A dictionary is a mapping from "keys" to "values". Iteration over a dictionary using #do: gives you the values one at a time. Iteration over a dictionary using #keysDo: gives you the keys one at a time. Iteration over a dictionary using #keysAndValuesDo: gives you corresponding keys and values, a matching pair at a time. All we want in this case is the keys. So
    globalVariables := Smalltalk reject: [:each | each class isMeta].
    globalVariables keysDo: [:key |
	"We want to print a key"
But what are these keys? Well, since Smalltalk is a mapping from global variable names to their values, the keys must be variable names. What kind of object is a variable name? Well, globalVariables keys "set of keys" anyOne "any member" class "what is it" gives the answer Symbol. What's a Symbol? It's a unique read only string. The ANSI Smalltalk Standard allows selectors like #foo #+ #at:put: and symbols like #'Happy Birthday' to be different, but historic Smalltalks made them the same, and so does Squeak. In any case, you don't need to convert a Symbol to a String because it already _is_ a kind of string.

So we can do
    globalVariables keysDo: [:key | Transcript show: key; cr].

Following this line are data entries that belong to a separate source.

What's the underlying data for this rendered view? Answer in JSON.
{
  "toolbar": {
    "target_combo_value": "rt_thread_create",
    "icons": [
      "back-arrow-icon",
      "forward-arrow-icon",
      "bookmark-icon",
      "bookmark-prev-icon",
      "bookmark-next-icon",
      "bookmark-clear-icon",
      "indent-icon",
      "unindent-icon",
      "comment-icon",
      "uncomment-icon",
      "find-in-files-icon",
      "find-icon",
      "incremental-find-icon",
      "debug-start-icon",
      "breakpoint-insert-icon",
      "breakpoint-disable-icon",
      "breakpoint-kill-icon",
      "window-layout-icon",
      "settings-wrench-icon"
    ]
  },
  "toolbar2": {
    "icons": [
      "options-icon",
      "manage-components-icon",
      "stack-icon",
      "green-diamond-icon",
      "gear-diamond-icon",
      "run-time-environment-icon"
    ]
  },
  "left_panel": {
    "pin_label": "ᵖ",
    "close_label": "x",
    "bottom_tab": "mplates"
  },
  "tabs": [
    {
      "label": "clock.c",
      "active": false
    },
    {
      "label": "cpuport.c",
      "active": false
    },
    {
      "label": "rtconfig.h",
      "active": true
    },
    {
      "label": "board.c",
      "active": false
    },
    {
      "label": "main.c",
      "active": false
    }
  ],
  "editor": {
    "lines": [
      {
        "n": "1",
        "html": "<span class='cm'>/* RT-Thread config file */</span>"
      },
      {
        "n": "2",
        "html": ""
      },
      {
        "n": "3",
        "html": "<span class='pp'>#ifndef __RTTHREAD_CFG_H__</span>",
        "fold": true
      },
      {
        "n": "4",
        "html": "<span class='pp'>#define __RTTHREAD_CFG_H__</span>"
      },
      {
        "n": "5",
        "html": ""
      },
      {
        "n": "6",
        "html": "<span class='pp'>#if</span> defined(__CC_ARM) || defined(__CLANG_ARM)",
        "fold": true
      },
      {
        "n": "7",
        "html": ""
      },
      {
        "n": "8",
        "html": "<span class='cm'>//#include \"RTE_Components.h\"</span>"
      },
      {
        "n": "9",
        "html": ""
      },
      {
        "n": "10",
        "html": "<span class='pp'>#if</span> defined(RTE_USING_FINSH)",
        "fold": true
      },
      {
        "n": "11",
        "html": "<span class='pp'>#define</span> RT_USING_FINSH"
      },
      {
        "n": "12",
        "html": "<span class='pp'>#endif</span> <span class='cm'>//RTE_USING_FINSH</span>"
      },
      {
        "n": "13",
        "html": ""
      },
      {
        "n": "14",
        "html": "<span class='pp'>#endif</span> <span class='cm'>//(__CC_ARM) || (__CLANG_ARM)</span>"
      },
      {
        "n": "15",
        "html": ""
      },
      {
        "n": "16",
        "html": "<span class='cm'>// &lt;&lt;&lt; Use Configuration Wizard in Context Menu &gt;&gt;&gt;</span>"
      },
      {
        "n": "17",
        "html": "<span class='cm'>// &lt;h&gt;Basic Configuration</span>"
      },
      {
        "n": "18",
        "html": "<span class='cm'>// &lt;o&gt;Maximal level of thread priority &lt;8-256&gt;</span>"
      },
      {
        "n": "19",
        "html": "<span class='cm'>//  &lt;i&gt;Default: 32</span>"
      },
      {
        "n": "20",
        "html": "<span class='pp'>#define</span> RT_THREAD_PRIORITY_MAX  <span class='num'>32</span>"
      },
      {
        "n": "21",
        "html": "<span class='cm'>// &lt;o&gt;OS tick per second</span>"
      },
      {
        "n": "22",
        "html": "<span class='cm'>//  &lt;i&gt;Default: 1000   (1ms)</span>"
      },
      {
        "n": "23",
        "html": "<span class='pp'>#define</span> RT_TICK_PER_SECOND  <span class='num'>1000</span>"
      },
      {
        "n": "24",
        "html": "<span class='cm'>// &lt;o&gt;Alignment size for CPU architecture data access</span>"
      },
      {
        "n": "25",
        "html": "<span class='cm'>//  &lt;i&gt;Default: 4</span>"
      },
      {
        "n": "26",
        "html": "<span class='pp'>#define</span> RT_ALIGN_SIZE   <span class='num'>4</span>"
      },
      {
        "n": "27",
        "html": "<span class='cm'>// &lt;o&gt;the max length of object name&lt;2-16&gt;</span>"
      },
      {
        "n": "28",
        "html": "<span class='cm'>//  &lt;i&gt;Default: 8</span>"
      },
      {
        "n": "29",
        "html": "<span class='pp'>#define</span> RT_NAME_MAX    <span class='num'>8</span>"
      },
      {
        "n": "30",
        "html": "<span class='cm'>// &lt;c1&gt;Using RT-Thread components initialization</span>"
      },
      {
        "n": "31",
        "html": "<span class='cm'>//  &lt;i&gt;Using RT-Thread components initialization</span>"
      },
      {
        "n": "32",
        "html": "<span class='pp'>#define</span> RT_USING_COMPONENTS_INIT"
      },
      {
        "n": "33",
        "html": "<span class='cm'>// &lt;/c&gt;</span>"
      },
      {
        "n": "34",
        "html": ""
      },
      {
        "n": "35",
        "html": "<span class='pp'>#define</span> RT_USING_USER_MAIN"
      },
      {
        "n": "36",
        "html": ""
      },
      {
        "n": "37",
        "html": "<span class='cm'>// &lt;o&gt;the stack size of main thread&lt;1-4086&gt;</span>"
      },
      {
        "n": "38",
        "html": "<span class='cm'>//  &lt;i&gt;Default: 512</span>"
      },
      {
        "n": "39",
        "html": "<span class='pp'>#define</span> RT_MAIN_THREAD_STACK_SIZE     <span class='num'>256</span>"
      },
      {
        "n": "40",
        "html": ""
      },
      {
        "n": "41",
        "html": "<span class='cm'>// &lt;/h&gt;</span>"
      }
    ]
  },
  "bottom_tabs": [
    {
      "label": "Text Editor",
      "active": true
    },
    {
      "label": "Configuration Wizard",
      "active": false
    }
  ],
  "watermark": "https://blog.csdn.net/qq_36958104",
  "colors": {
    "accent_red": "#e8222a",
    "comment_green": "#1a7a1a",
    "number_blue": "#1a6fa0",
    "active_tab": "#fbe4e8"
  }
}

But there's an even easier thing to do. Writing things to a Transcript isn't a very object-oriented thing to do, because all you get is a bunch of text you can look at. There isn't much else you can do with it. Nope, the best thing to do is
    globalVariables keys asSortedArray
    globalVariables keys asSortedArray
To , the simplest thing is to type cmd-i, or you can use the menu.To , the simplest thing is to type cmd-I (capital I), or you can use the menu.In fact, the _best_ thing to do is probably just
which will show you the variable names _and_ their values.
and the whole thing then simplifies to
    Smalltalk reject: [:each | each class isMeta]
is an extremely useful tool, and the sooner a beginner learns to use it the better. When you select something in the explorer, you can type expressions in the bottom pane, and in those expressions, 'self' refers to the thing you selected in the upper pane. So you can not only _see_ things (as you could if you printed them in a Transcript), you can send them messages.